-- TASK INPUTS follows --
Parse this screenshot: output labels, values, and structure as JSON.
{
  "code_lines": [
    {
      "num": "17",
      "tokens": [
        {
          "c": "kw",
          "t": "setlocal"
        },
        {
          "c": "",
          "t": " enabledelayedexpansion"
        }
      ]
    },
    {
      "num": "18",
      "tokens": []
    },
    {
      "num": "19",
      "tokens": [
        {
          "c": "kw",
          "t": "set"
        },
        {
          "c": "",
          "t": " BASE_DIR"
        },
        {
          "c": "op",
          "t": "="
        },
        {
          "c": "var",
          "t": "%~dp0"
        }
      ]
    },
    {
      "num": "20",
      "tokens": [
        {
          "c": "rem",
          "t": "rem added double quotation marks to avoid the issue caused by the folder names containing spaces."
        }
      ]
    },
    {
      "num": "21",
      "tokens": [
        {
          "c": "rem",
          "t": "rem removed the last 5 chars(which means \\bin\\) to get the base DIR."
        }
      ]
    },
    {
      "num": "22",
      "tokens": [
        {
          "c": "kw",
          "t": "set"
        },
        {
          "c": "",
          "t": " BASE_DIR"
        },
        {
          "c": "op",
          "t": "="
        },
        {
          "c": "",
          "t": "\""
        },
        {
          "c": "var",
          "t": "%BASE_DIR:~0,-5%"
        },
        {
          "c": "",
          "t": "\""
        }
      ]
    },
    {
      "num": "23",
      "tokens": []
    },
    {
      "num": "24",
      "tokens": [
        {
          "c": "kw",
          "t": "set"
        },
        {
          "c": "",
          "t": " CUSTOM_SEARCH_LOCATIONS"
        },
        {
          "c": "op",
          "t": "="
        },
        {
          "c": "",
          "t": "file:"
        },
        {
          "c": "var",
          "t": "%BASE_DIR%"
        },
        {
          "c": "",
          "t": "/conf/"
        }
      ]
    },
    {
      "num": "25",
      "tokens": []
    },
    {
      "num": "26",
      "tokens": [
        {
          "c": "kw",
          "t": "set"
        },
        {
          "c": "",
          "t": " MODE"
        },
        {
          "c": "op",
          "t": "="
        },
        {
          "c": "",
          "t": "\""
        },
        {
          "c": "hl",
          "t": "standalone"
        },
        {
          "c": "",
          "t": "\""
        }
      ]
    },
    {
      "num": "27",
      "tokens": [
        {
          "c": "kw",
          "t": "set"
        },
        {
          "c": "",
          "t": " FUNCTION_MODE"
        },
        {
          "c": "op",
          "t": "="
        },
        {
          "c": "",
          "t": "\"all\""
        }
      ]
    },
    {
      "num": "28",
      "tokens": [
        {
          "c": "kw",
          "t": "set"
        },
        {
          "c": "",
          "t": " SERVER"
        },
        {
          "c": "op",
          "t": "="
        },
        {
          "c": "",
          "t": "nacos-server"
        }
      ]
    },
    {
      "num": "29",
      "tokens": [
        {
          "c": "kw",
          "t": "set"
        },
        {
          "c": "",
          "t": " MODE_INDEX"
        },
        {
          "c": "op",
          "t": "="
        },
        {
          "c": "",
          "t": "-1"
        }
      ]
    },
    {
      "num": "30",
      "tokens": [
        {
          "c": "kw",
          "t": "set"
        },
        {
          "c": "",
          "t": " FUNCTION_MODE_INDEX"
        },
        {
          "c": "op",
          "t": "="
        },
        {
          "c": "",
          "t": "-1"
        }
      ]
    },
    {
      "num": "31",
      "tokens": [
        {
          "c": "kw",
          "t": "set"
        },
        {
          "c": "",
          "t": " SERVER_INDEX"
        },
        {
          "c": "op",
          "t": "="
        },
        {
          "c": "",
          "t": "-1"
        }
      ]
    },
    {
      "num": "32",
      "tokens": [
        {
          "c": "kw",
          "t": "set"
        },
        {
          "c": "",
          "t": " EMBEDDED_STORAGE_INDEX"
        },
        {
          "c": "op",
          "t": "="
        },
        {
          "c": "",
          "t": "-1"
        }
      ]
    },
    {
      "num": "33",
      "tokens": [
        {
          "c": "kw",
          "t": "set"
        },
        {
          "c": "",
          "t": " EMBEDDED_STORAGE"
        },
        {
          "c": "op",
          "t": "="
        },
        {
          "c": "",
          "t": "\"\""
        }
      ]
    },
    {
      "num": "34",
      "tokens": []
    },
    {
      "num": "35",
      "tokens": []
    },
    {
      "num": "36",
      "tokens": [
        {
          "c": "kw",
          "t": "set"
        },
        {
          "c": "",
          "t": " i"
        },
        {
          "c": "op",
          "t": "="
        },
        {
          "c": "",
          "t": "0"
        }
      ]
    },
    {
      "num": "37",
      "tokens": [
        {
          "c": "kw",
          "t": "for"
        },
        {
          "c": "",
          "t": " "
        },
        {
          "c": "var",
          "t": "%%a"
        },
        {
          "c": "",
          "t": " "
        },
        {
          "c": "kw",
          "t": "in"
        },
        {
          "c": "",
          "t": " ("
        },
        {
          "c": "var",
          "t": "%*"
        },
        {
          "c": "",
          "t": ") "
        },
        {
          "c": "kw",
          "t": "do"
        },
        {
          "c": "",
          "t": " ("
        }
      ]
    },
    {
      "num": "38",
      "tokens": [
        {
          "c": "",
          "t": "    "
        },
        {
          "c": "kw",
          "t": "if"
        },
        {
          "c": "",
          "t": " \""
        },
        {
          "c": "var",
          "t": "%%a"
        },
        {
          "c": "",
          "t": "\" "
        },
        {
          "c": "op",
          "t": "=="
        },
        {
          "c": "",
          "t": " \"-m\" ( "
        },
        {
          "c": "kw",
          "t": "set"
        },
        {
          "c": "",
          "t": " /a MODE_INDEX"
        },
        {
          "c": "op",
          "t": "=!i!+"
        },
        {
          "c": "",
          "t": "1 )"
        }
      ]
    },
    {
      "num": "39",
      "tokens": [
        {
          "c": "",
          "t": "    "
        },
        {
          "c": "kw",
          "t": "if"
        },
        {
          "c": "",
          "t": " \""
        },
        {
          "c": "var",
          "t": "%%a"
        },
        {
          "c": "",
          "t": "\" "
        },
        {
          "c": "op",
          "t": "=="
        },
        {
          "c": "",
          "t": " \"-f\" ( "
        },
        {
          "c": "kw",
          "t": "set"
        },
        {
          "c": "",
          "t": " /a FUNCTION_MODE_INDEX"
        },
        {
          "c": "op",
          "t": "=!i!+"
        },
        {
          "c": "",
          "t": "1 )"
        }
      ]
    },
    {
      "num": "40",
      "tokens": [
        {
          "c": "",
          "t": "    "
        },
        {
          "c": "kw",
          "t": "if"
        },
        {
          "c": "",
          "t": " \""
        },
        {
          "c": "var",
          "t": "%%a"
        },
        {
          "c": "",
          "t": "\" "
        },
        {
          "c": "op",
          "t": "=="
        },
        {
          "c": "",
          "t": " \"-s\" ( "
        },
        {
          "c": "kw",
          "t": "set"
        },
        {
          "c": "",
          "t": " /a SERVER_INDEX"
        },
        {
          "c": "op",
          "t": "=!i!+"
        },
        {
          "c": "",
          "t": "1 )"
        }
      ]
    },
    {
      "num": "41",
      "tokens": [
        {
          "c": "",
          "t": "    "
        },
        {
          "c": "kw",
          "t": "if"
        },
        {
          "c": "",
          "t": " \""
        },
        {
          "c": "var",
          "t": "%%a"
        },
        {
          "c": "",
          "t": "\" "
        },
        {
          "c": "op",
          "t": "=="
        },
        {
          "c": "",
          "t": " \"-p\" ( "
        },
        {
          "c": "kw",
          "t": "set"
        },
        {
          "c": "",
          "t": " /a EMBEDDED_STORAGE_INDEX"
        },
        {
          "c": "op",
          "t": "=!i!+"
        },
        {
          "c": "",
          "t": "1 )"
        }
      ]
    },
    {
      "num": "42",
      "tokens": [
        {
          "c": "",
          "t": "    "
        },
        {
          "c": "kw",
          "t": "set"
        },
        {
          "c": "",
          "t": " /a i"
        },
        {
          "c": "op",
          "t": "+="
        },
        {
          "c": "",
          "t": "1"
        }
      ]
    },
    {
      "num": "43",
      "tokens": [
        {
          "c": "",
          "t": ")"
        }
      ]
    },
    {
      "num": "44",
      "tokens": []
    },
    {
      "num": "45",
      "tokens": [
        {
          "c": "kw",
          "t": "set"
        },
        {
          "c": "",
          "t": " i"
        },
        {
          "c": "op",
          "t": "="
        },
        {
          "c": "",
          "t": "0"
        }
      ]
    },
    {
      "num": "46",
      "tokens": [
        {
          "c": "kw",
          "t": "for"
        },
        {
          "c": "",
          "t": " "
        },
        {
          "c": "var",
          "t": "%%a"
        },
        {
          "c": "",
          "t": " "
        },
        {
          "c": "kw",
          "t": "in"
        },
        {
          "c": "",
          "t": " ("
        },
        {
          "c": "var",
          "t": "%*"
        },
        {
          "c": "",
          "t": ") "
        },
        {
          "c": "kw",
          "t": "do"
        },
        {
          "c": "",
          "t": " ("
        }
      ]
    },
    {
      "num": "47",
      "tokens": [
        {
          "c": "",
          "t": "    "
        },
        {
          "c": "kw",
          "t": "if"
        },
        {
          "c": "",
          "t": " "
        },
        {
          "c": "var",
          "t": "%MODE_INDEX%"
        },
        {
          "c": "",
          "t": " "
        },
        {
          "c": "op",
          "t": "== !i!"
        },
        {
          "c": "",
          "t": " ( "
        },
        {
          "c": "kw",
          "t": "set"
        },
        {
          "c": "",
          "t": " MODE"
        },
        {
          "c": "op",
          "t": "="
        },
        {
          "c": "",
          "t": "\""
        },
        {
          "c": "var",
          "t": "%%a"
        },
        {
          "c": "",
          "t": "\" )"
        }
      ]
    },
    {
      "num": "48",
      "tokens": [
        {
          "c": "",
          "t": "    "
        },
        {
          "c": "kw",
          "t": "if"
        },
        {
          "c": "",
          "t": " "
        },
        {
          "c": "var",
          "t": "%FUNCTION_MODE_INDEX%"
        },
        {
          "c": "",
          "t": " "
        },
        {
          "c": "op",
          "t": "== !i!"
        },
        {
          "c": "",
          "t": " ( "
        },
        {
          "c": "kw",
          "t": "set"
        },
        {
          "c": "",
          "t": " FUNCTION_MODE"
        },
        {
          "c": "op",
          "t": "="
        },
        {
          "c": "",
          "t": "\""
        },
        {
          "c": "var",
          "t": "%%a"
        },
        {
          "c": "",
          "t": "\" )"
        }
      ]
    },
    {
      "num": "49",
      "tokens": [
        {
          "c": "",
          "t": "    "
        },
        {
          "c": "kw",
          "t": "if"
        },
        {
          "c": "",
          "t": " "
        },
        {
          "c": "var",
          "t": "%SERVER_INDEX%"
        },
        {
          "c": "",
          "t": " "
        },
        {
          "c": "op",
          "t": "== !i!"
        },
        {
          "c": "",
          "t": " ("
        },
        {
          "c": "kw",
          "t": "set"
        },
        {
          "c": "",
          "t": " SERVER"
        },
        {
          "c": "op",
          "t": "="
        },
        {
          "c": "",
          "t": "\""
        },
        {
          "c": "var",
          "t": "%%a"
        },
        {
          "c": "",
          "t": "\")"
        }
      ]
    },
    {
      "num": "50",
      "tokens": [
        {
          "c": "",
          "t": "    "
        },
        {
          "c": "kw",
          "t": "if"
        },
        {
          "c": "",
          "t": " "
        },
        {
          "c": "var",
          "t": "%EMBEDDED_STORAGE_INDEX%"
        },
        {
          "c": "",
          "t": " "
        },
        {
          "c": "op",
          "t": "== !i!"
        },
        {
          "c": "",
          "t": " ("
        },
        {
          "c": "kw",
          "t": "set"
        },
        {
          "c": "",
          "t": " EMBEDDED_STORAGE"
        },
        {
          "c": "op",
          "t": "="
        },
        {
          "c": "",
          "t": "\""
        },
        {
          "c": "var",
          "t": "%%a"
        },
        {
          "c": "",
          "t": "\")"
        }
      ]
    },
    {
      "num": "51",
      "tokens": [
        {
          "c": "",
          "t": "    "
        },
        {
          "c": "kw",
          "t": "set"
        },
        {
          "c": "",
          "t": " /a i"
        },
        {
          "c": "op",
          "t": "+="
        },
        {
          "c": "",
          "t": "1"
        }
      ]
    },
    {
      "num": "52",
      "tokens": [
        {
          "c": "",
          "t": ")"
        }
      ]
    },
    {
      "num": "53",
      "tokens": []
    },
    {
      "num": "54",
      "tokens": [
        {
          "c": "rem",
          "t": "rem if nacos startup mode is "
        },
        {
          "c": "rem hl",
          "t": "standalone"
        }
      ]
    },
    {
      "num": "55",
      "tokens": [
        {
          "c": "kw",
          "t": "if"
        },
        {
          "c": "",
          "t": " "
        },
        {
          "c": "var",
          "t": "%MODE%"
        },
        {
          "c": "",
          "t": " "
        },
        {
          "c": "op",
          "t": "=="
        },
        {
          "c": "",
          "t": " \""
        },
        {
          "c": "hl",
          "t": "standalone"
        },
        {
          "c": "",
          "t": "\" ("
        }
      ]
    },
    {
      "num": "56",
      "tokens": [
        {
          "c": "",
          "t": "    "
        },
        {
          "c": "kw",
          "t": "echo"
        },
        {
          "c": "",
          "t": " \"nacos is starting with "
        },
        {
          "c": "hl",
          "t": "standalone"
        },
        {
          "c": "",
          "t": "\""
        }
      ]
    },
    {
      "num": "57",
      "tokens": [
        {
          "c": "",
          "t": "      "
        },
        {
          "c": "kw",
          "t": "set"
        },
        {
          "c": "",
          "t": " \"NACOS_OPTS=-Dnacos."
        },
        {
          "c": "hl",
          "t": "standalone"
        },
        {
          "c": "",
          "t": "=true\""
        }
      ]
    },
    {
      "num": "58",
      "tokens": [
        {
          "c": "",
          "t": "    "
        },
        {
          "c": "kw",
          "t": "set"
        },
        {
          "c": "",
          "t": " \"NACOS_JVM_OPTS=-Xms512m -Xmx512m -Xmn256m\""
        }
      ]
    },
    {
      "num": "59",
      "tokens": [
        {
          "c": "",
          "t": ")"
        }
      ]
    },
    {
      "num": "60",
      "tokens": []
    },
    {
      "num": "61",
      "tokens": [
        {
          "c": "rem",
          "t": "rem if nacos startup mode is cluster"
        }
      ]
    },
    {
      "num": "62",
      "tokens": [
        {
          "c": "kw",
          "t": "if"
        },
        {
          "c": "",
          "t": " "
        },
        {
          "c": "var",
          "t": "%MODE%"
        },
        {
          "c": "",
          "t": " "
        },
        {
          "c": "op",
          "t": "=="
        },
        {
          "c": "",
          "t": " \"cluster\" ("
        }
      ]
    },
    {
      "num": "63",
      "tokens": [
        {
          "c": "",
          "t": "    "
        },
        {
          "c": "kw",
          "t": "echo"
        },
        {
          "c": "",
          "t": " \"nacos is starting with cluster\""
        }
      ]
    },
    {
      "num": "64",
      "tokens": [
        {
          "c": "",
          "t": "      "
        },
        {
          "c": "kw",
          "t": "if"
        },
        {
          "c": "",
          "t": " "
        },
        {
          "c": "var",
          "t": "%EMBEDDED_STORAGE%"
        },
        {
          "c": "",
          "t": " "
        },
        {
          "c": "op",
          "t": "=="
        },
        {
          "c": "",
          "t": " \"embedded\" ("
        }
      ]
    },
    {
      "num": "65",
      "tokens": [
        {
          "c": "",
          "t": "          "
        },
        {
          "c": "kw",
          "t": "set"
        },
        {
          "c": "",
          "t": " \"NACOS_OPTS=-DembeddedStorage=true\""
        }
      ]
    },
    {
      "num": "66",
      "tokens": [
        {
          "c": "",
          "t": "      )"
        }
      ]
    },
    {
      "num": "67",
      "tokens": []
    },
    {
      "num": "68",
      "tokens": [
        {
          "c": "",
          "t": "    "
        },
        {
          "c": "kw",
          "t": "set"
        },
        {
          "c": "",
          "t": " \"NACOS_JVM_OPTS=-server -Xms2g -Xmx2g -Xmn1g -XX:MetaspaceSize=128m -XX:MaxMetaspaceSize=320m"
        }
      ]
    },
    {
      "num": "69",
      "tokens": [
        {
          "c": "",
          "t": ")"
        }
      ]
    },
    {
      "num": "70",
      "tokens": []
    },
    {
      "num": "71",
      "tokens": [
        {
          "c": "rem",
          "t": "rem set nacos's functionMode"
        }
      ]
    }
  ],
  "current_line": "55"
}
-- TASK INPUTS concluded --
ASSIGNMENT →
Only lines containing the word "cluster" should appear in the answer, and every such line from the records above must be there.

RESPONSE TO THIS TASK →
          "t": "rem if nacos startup mode is cluster"
          "t": " \"cluster\" ("
          "t": " \"nacos is starting with cluster\""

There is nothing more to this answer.